**The task**
Gather every line below where "СОНО" appears.
____
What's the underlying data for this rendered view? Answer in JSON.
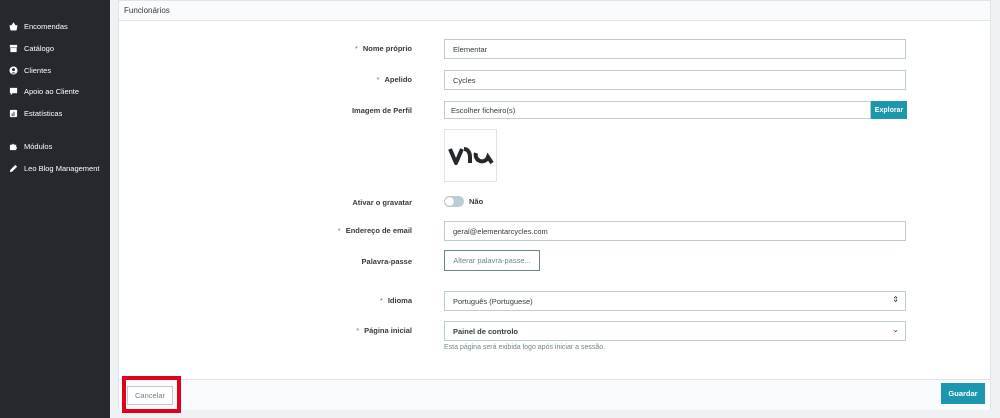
{
  "sidebar": {
    "items": [
      {
        "label": "Encomendas",
        "icon": "shopping-basket-icon"
      },
      {
        "label": "Catálogo",
        "icon": "store-icon"
      },
      {
        "label": "Clientes",
        "icon": "user-circle-icon"
      },
      {
        "label": "Apoio ao Cliente",
        "icon": "chat-bubble-icon"
      },
      {
        "label": "Estatísticas",
        "icon": "bar-chart-icon"
      },
      {
        "label": "Módulos",
        "icon": "puzzle-icon"
      },
      {
        "label": "Leo Blog Management",
        "icon": "pencil-icon"
      }
    ]
  },
  "panel": {
    "title": "Funcionários"
  },
  "form": {
    "first_name": {
      "label": "Nome próprio",
      "value": "Elementar",
      "required": true
    },
    "last_name": {
      "label": "Apelido",
      "value": "Cycles",
      "required": true
    },
    "avatar": {
      "label": "Imagem de Perfil",
      "placeholder": "Escolher ficheiro(s)",
      "button": "Explorar"
    },
    "gravatar": {
      "label": "Ativar o gravatar",
      "state_label": "Não",
      "enabled": false
    },
    "email": {
      "label": "Endereço de email",
      "value": "geral@elementarcycles.com",
      "required": true
    },
    "password": {
      "label": "Palavra-passe",
      "button": "Alterar palavra-passe..."
    },
    "language": {
      "label": "Idioma",
      "value": "Português (Portuguese)",
      "required": true
    },
    "homepage": {
      "label": "Página inicial",
      "value": "Painel de controlo",
      "required": true,
      "help": "Esta página será exibida logo após iniciar a sessão."
    }
  },
  "footer": {
    "cancel": "Cancelar",
    "save": "Guardar"
  },
  "colors": {
    "sidebar_bg": "#25282d",
    "accent": "#1b98ad",
    "required": "#c05c67",
    "highlight": "#e3001b"
  }
}
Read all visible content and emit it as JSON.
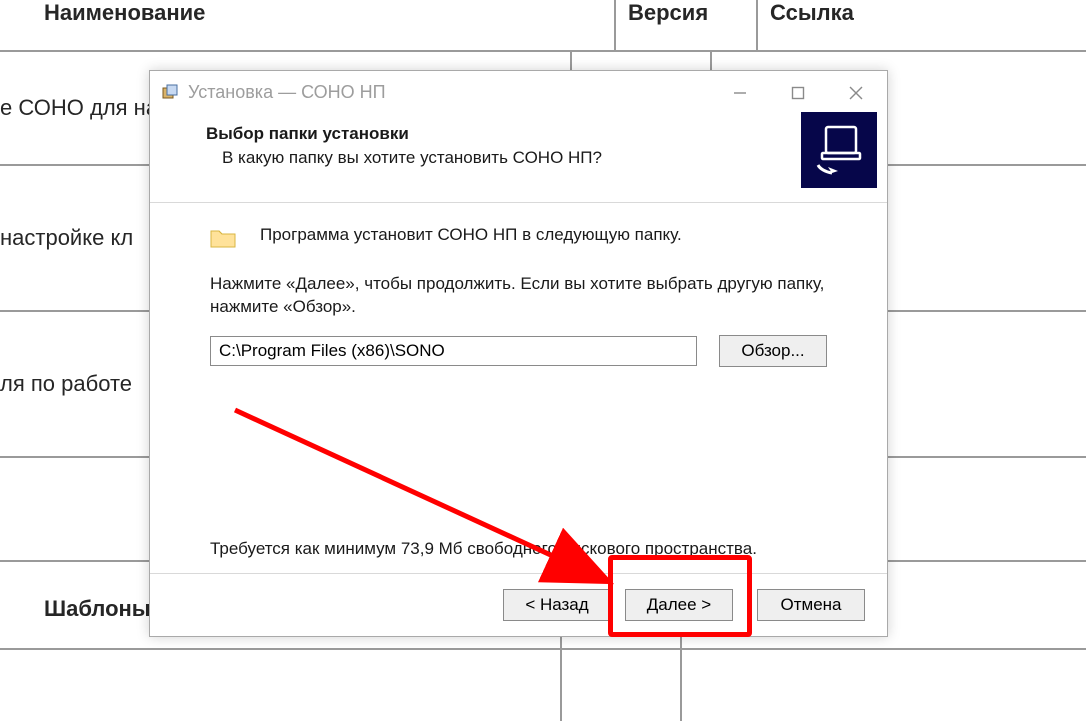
{
  "table": {
    "headers": {
      "name": "Наименование",
      "version": "Версия",
      "link": "Ссылка"
    },
    "rows": [
      {
        "name": "е СОНО для на"
      },
      {
        "name": "настройке кл"
      },
      {
        "name": "ля по работе"
      }
    ],
    "subheader": "Шаблоны"
  },
  "installer": {
    "title": "Установка — СОНО НП",
    "header": {
      "title": "Выбор папки установки",
      "subtitle": "В какую папку вы хотите установить СОНО НП?"
    },
    "body": {
      "intro": "Программа установит СОНО НП в следующую папку.",
      "instruction": "Нажмите «Далее», чтобы продолжить. Если вы хотите выбрать другую папку, нажмите «Обзор».",
      "path": "C:\\Program Files (x86)\\SONO",
      "browse": "Обзор...",
      "disk_required": "Требуется как минимум 73,9 Мб свободного дискового пространства."
    },
    "footer": {
      "back": "< Назад",
      "next": "Далее >",
      "cancel": "Отмена"
    }
  }
}
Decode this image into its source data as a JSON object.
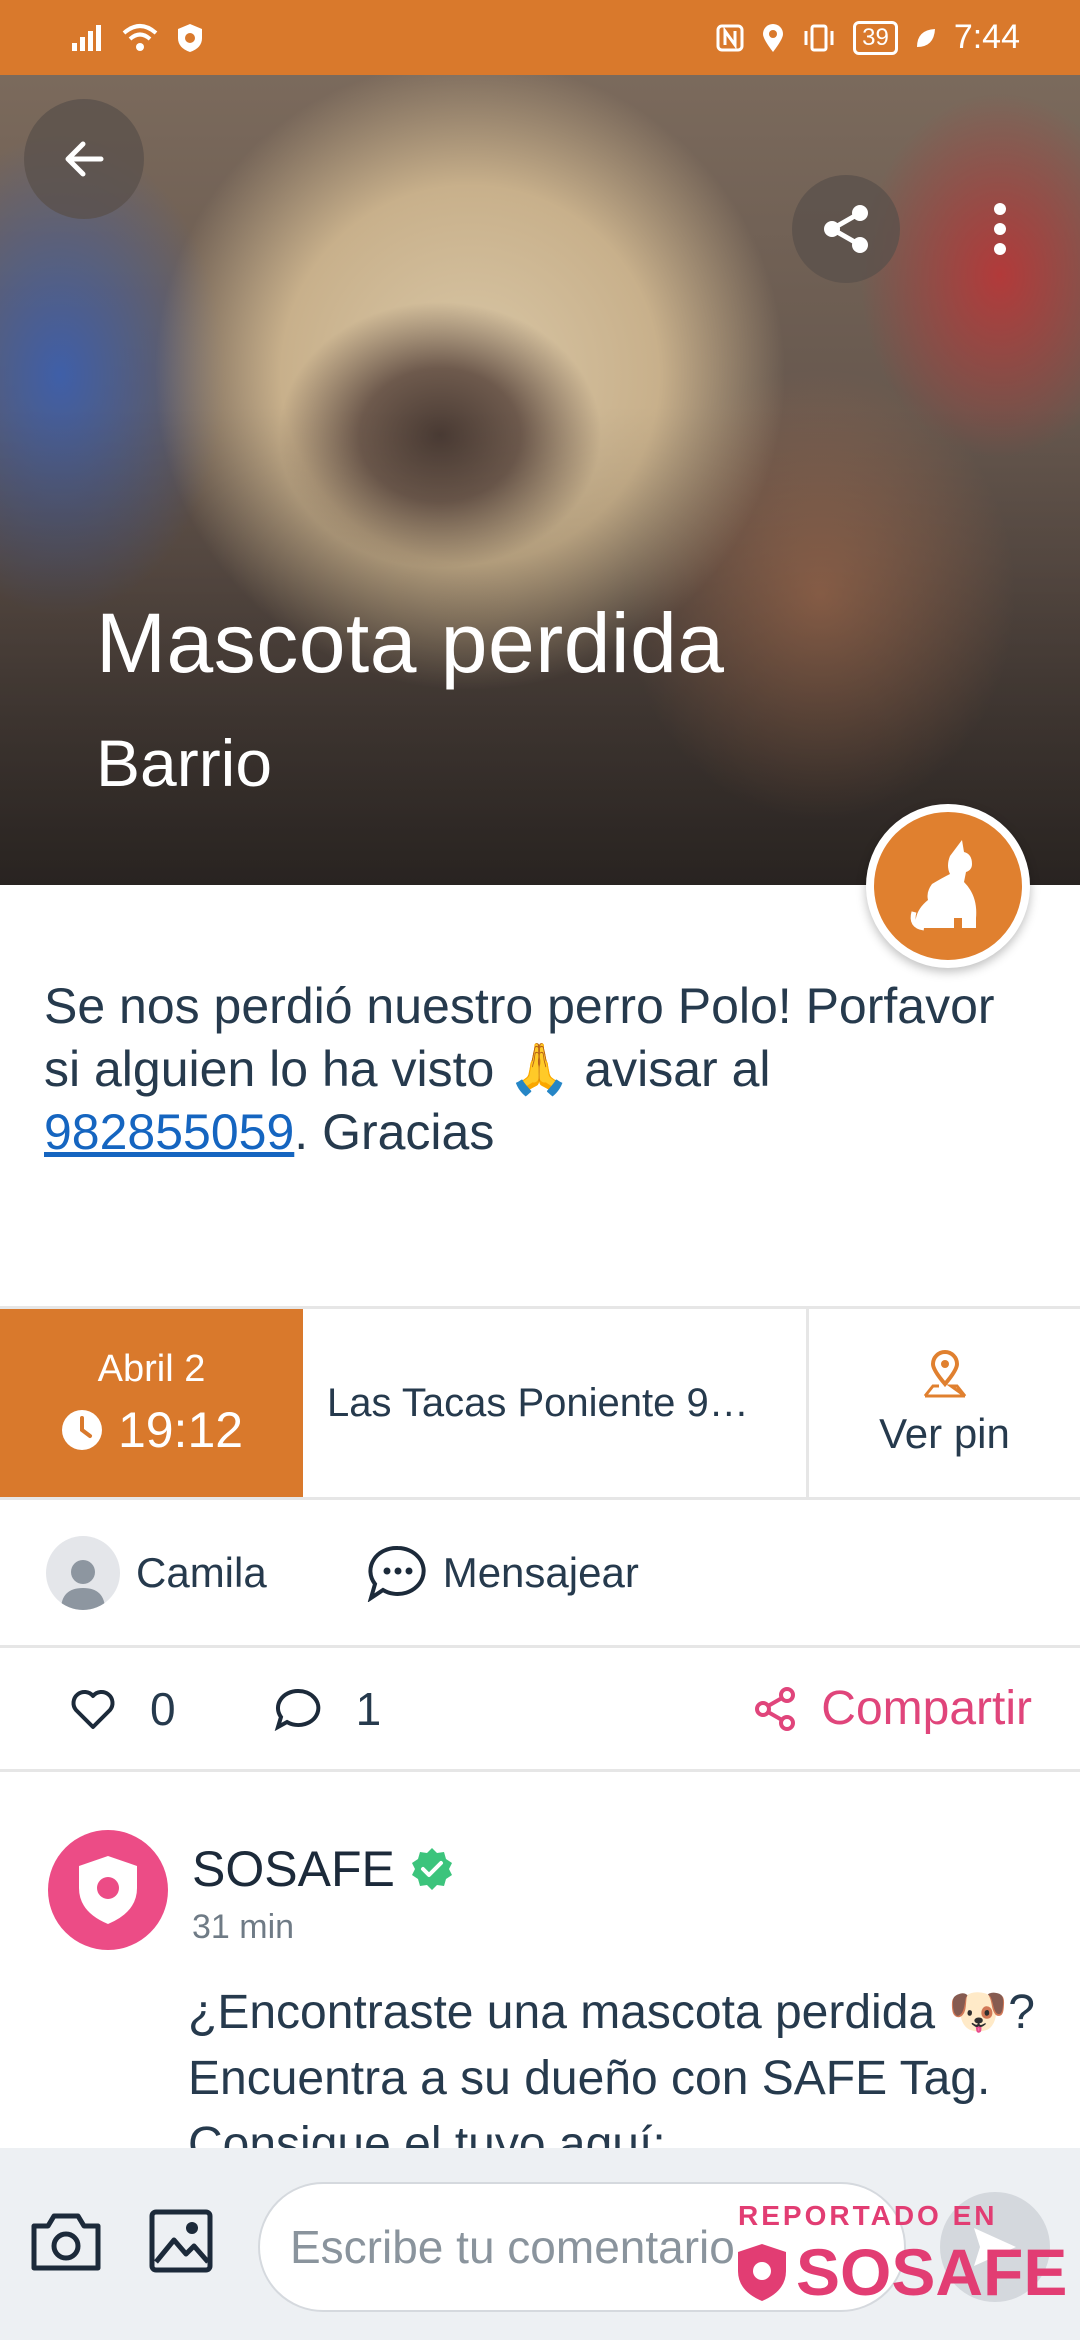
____
**Solution to the problem**
        "name": "е СОНО для на"
    "title": "Установка — СОНО НП",
      "subtitle": "В какую папку вы хотите установить СОНО НП?"
      "intro": "Программа установит СОНО НП в следующую папку.",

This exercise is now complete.